Conference 2021 Keynotes
When Good Conspiracy Theories Go Bad
Andrew Gibbons, School of Education, Auckland University of Technology
Key notes of conspiracy theories ring out across the lands, lending a feel to the pandemic. Theories about conspiracy theories challenge the discordant tendencies of conspiracy theorists, searching for the appearances of conditions that seem ideal for the amplification and resonance of thoughts about conspiracies. This PESA 2021 Covid-19 themed keynote works with feelings about conspiracy theory: wondering why it might be important to consider the educational contribution of conspiracy theories; avoiding a narrow pejorative understanding of their appearance, function and influence; and thinking openly about what conspiracy theories have and will continue to offer for philosophical questions concerning education.

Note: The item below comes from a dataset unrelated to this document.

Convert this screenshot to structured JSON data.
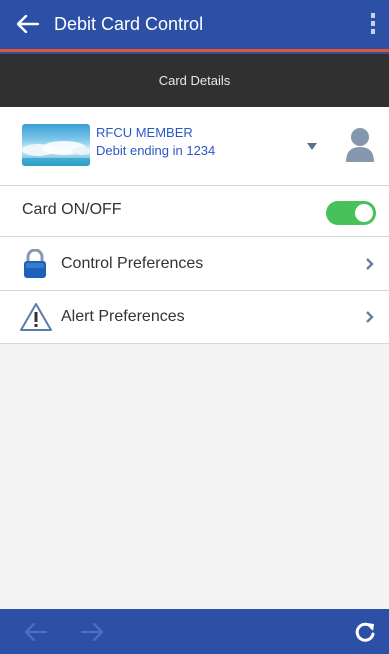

|Bio: Andrew is an early childhood teacher, teacher educator and Professor at the School of Education, Auckland University of Technology.|
Covid Feels Familiar
Dr Melitta Hogarth, Melbourne Graduate School of Education, University of Melbourne
COVID19 feels familiar. We as Indigenous peoples have seen and known this nemesis before. We have seen and known; we have felt and been subjected to; disease brought to our countries via boats. The irony of the current experience is not lost on us. It is an extension of the act of colonizing and has a significant impact, effect and affect on our bodies, minds and general wellbeing. In this keynote, we will explore Australia’s response in consideration to Indigenous peoples and COVID using media discourses to examine said familiarity and colonization.
|Bio: Melitta Hogarth is a Kamilaroi woman and is the Assistant Dean (Indigenous) and Senior Research Fellow in the Melbourne Graduate School of Education. Prior to entering academia, Melitta taught for almost 20 years in all three sectors of the Queensland education system specifically in Secondary education. Melitta’s interests are in education, equity and social justice. Her PhD titled “Addressing the rights of Indigenous peoples in education: A critical analysis of Indigenous education policy” was awarded both the QUT and Faculty of Education Outstanding Thesis Awards and was awarded the Ray Debus Award for Doctoral Research.|